Segment Start: RECORDS TO USE
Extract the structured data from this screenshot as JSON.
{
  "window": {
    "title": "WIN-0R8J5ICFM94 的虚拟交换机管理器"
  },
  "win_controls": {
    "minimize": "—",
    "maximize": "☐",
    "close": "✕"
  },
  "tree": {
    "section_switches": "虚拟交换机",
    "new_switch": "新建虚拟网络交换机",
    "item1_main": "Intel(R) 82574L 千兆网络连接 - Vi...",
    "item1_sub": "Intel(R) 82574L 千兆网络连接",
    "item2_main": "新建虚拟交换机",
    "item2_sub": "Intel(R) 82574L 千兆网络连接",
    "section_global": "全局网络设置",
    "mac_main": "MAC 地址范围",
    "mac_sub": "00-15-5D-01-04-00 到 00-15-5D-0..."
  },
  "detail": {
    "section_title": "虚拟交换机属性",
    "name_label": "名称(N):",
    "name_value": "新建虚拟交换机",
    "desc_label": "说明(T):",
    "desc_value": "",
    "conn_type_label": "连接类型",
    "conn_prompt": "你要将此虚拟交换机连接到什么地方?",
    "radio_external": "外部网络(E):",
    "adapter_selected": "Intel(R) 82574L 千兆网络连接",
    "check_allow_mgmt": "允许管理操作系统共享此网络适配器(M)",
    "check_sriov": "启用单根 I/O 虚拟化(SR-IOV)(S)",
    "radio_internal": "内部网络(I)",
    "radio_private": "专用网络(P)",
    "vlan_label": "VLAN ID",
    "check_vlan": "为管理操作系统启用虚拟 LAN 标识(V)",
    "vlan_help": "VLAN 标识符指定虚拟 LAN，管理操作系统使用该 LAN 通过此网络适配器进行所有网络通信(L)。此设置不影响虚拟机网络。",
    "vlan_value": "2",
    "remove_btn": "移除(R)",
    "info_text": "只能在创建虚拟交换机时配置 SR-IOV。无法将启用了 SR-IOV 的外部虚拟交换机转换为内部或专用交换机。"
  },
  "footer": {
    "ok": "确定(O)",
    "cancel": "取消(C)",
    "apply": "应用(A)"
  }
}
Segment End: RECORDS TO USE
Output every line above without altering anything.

Extract the structured data from this screenshot as JSON.
{
  "window": {
    "title": "WIN-0R8J5ICFM94 的虚拟交换机管理器"
  },
  "win_controls": {
    "minimize": "—",
    "maximize": "☐",
    "close": "✕"
  },
  "tree": {
    "section_switches": "虚拟交换机",
    "new_switch": "新建虚拟网络交换机",
    "item1_main": "Intel(R) 82574L 千兆网络连接 - Vi...",
    "item1_sub": "Intel(R) 82574L 千兆网络连接",
    "item2_main": "新建虚拟交换机",
    "item2_sub": "Intel(R) 82574L 千兆网络连接",
    "section_global": "全局网络设置",
    "mac_main": "MAC 地址范围",
    "mac_sub": "00-15-5D-01-04-00 到 00-15-5D-0..."
  },
  "detail": {
    "section_title": "虚拟交换机属性",
    "name_label": "名称(N):",
    "name_value": "新建虚拟交换机",
    "desc_label": "说明(T):",
    "desc_value": "",
    "conn_type_label": "连接类型",
    "conn_prompt": "你要将此虚拟交换机连接到什么地方?",
    "radio_external": "外部网络(E):",
    "adapter_selected": "Intel(R) 82574L 千兆网络连接",
    "check_allow_mgmt": "允许管理操作系统共享此网络适配器(M)",
    "check_sriov": "启用单根 I/O 虚拟化(SR-IOV)(S)",
    "radio_internal": "内部网络(I)",
    "radio_private": "专用网络(P)",
    "vlan_label": "VLAN ID",
    "check_vlan": "为管理操作系统启用虚拟 LAN 标识(V)",
    "vlan_help": "VLAN 标识符指定虚拟 LAN，管理操作系统使用该 LAN 通过此网络适配器进行所有网络通信(L)。此设置不影响虚拟机网络。",
    "vlan_value": "2",
    "remove_btn": "移除(R)",
    "info_text": "只能在创建虚拟交换机时配置 SR-IOV。无法将启用了 SR-IOV 的外部虚拟交换机转换为内部或专用交换机。"
  },
  "footer": {
    "ok": "确定(O)",
    "cancel": "取消(C)",
    "apply": "应用(A)"
  }
}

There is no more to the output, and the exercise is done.